* EXERCISE REQUIREMENTS
List each line of the data that holds the word "JSON".

** MATERIAL SUPPLIED follows **

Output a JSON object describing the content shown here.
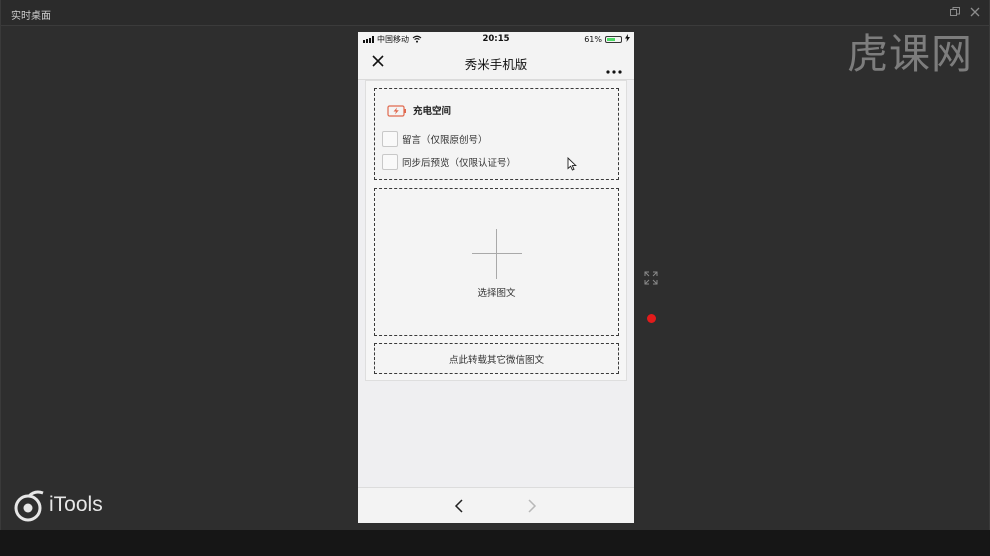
{
  "window": {
    "title": "实时桌面",
    "brand": "虎课网",
    "logo_text": "iTools"
  },
  "phone": {
    "status": {
      "carrier": "中国移动",
      "time": "20:15",
      "battery": "61%",
      "battery_level": 0.61
    },
    "nav": {
      "title": "秀米手机版"
    },
    "panel": {
      "charge_label": "充电空间",
      "options": [
        {
          "label": "留言（仅限原创号）",
          "checked": false
        },
        {
          "label": "同步后预览（仅限认证号）",
          "checked": false
        }
      ],
      "select_label": "选择图文",
      "transfer_label": "点此转载其它微信图文"
    }
  },
  "icons": [
    "close-icon",
    "more-icon",
    "charge-icon",
    "plus-icon",
    "back-icon",
    "forward-icon",
    "expand-icon",
    "wifi-icon",
    "cursor-icon"
  ],
  "colors": {
    "record_dot": "#e21b1b",
    "charge_icon": "#e0694e",
    "battery_fill": "#4cd964"
  }
}
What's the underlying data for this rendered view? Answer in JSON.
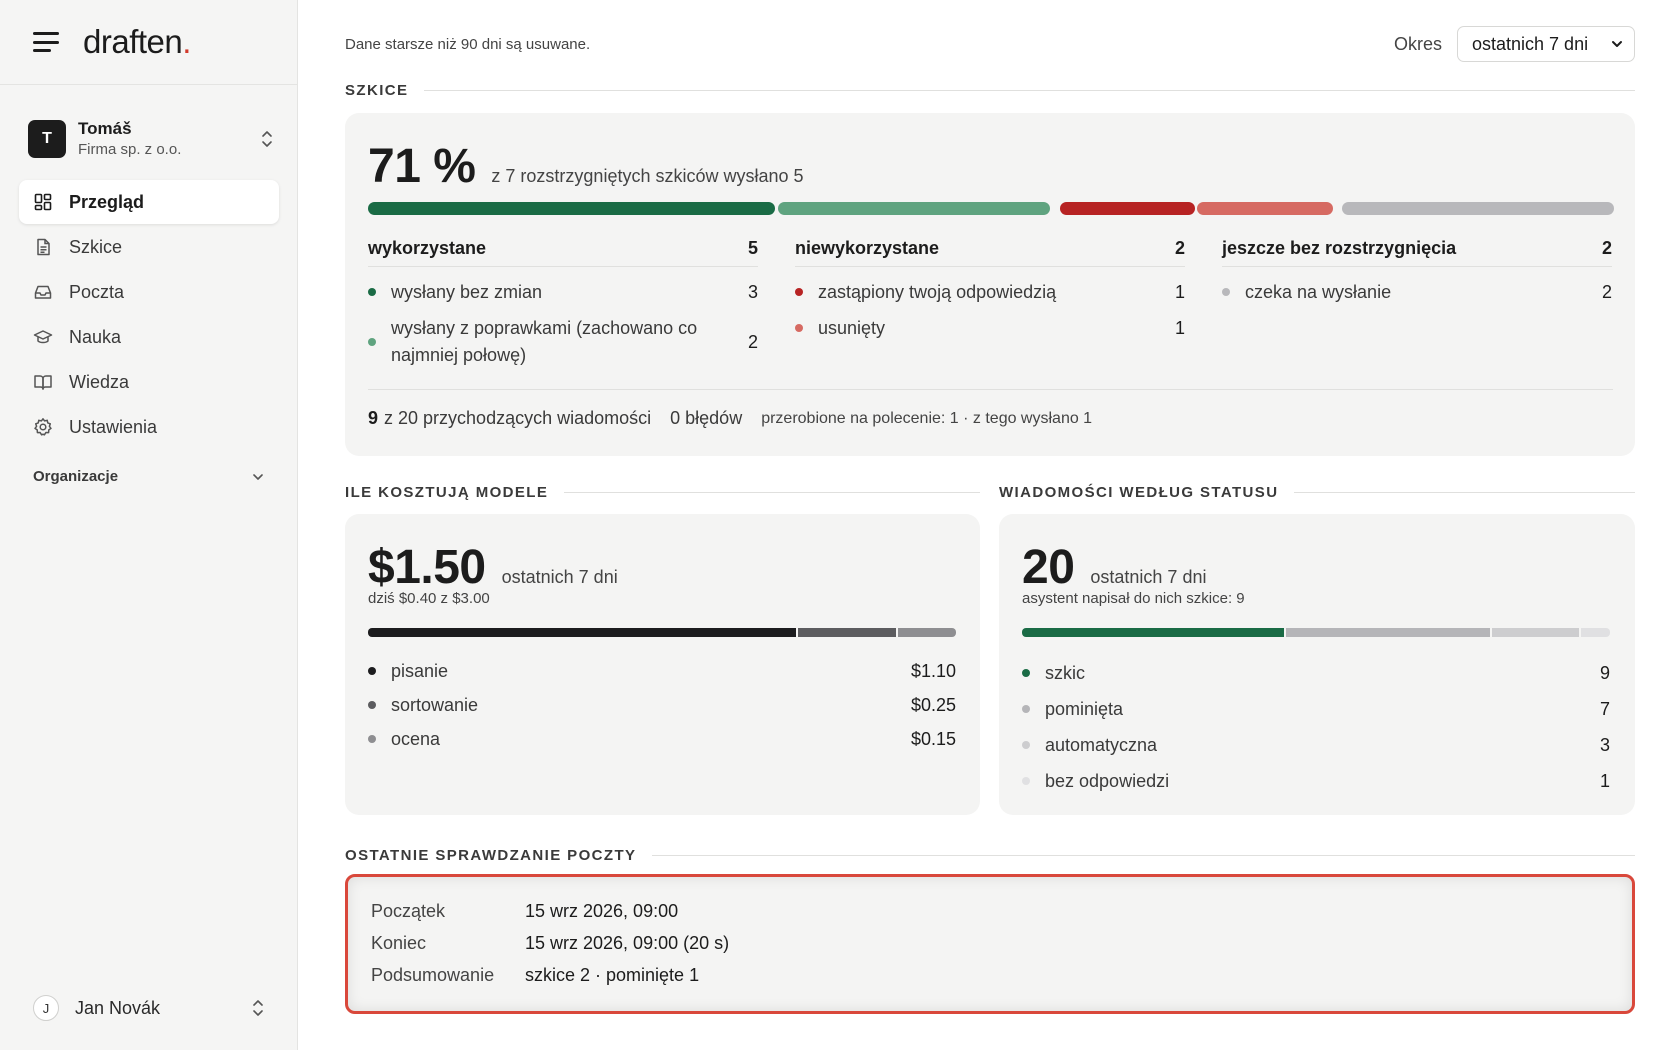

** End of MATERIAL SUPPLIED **

* EXERCISE SOLUTION
Output a JSON object describing the content shown here.
What's the underlying data for this rendered view? Answer in JSON.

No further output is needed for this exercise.